Charlotte Shane: I’m in the US and I went to school here, mostly. I got one graduate degree (M.A.) and then went for another. The second time was when I became…A DROPOUT. I’ve been sex working in one form or another since the start of my first grad school stint. I also have various straight jobs, but none of them are dependant on any degree. (Not even high school, I don’t think.)

chelsea g. summers: Possessing a checkered academic past, I didn’t graduate college until my mid-30s, a few years after I started stripping. I worked the last year or so of college as a stripper, the year between undergrad and grad school, and the first two years of grad school. When I started my Ph.D. program, I quit stripping because I realized my students had fake IDs. It was fine if they were hot for teacher, but I didn’t need them to see the evidence that teacher was hot. Plus, I did my work at a Jesuit college here in New York City. I left my program with an M.Phil in 18th-century British Literature and a staggering amount of debt.

Lux ATL: You can find me on Facebook and Twitter.
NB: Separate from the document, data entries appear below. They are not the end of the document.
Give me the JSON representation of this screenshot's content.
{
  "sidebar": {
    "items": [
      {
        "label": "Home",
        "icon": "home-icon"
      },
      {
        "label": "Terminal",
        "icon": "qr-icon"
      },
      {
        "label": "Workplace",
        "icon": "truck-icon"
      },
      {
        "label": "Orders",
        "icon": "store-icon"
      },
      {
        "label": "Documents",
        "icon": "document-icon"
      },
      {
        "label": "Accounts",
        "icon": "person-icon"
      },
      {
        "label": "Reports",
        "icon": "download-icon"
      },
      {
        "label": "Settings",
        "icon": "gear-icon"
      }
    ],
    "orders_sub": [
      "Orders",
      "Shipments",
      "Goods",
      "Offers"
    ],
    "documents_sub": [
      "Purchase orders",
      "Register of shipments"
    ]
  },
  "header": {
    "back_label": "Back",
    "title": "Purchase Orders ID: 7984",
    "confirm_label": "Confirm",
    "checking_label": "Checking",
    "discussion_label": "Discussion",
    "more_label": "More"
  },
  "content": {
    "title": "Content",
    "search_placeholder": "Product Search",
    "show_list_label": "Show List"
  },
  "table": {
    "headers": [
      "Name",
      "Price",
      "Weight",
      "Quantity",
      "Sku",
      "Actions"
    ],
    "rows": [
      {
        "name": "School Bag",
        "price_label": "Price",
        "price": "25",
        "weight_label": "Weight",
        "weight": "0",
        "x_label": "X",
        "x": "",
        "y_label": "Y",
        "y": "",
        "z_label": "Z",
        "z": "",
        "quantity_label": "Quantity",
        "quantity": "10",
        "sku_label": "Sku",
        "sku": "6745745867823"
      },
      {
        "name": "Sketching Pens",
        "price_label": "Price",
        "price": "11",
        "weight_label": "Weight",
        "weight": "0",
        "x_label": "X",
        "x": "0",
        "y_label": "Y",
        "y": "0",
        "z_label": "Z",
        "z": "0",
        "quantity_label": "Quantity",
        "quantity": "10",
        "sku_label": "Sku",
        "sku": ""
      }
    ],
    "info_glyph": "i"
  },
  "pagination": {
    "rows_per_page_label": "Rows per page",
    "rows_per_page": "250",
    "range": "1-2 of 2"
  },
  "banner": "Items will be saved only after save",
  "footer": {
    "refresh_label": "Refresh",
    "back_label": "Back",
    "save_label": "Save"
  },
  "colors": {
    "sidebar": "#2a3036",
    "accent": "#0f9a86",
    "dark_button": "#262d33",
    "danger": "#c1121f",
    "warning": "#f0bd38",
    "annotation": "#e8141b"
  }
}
I spent 12 years in higher education, earning a B.A. in English, an M.A. in Creative Writing, and a Ph.D. in Literary Studies. In 2013 I finished my Ph.D. and officially became a doctor.  I taught Freshman Composition from 2006 until 2014. I also spent my entire adult life working on and off as a stripper and occasional nude model. I started stripping when I was 18 and have continued to strip, with breaks in between, until present. I am currently 32.